Every line in the listing that holds "icon" counts once; state the total and nothing more.

====================

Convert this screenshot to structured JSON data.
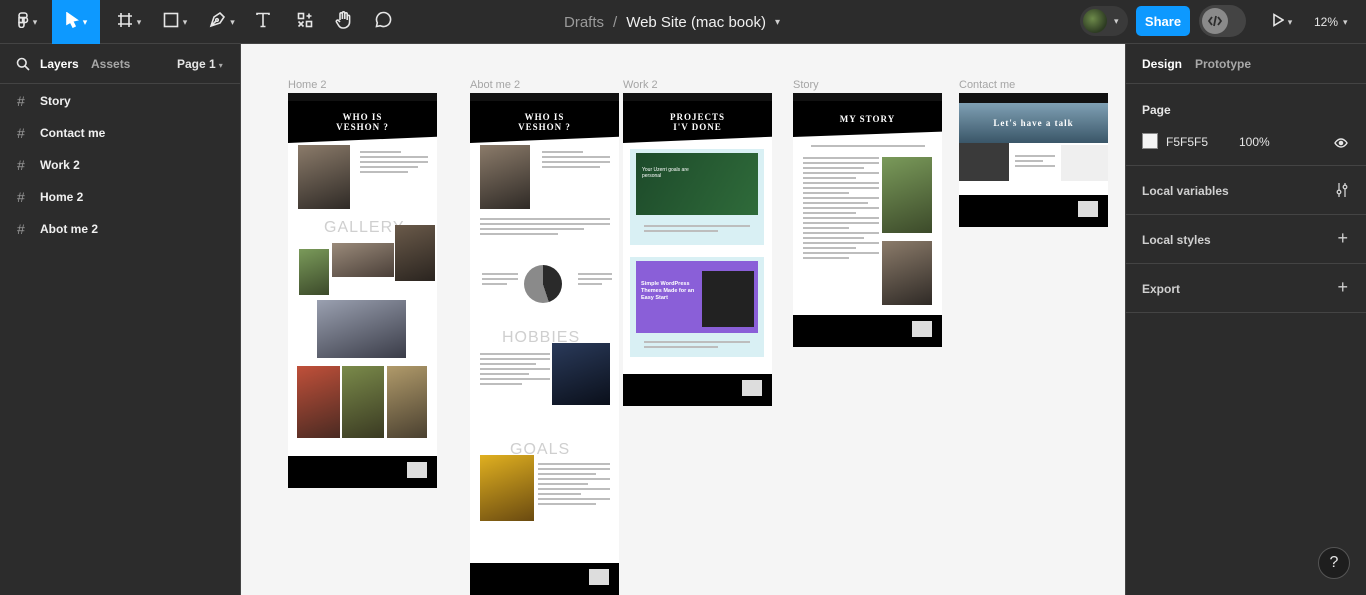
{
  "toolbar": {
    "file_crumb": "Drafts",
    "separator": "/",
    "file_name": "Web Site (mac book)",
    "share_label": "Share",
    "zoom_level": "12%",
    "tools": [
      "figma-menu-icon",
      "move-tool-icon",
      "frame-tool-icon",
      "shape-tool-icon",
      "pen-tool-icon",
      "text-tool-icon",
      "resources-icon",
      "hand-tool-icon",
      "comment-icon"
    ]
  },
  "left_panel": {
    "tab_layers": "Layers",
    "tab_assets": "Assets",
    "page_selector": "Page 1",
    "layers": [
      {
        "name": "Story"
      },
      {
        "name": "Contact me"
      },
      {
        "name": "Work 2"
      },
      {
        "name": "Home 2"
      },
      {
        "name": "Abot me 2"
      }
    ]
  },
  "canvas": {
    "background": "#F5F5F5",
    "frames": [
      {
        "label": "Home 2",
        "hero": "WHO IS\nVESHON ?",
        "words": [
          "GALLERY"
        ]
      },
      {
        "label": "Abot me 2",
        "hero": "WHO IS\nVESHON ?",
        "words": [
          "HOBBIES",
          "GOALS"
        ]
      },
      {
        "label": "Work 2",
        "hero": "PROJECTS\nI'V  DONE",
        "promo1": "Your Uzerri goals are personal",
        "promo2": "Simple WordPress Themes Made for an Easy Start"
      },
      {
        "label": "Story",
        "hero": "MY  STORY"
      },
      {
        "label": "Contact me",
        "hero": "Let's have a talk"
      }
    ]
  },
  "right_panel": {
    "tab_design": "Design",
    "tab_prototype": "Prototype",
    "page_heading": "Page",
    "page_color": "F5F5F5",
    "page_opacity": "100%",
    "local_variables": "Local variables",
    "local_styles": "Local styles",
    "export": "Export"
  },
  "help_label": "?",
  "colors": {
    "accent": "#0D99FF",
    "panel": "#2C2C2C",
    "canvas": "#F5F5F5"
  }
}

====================

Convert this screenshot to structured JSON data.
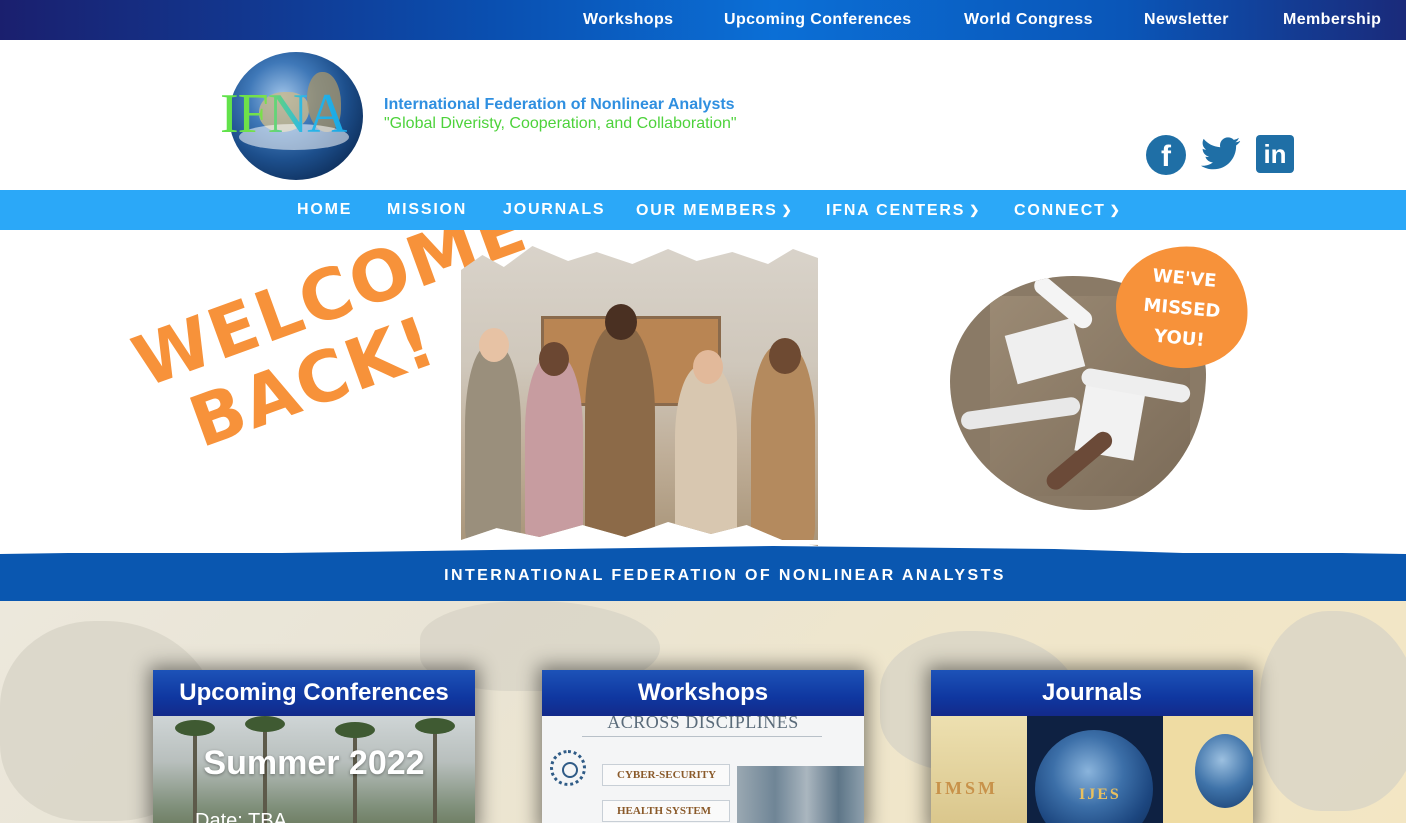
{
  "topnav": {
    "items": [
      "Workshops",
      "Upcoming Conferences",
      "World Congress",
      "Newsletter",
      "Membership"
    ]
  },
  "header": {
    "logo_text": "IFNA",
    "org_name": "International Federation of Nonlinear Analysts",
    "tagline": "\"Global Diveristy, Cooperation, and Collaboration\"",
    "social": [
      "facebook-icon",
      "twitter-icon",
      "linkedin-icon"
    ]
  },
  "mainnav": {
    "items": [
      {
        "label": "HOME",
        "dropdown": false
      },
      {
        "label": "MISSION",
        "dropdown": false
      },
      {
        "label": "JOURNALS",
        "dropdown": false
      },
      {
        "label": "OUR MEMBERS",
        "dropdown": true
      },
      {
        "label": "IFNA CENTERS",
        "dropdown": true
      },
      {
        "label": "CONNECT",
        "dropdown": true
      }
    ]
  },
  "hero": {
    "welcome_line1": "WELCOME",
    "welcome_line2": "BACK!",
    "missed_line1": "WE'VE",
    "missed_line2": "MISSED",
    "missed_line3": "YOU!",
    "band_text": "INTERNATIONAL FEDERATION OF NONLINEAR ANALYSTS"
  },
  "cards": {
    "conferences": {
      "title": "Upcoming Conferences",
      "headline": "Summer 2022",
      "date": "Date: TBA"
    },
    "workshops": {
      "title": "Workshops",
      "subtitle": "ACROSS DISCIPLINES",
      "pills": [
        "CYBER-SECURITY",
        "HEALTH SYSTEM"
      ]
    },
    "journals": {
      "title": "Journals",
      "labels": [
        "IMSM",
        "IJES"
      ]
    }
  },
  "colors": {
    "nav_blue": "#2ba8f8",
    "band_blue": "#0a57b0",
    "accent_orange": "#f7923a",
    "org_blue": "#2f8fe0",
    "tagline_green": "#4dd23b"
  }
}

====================

Solution to this task:
12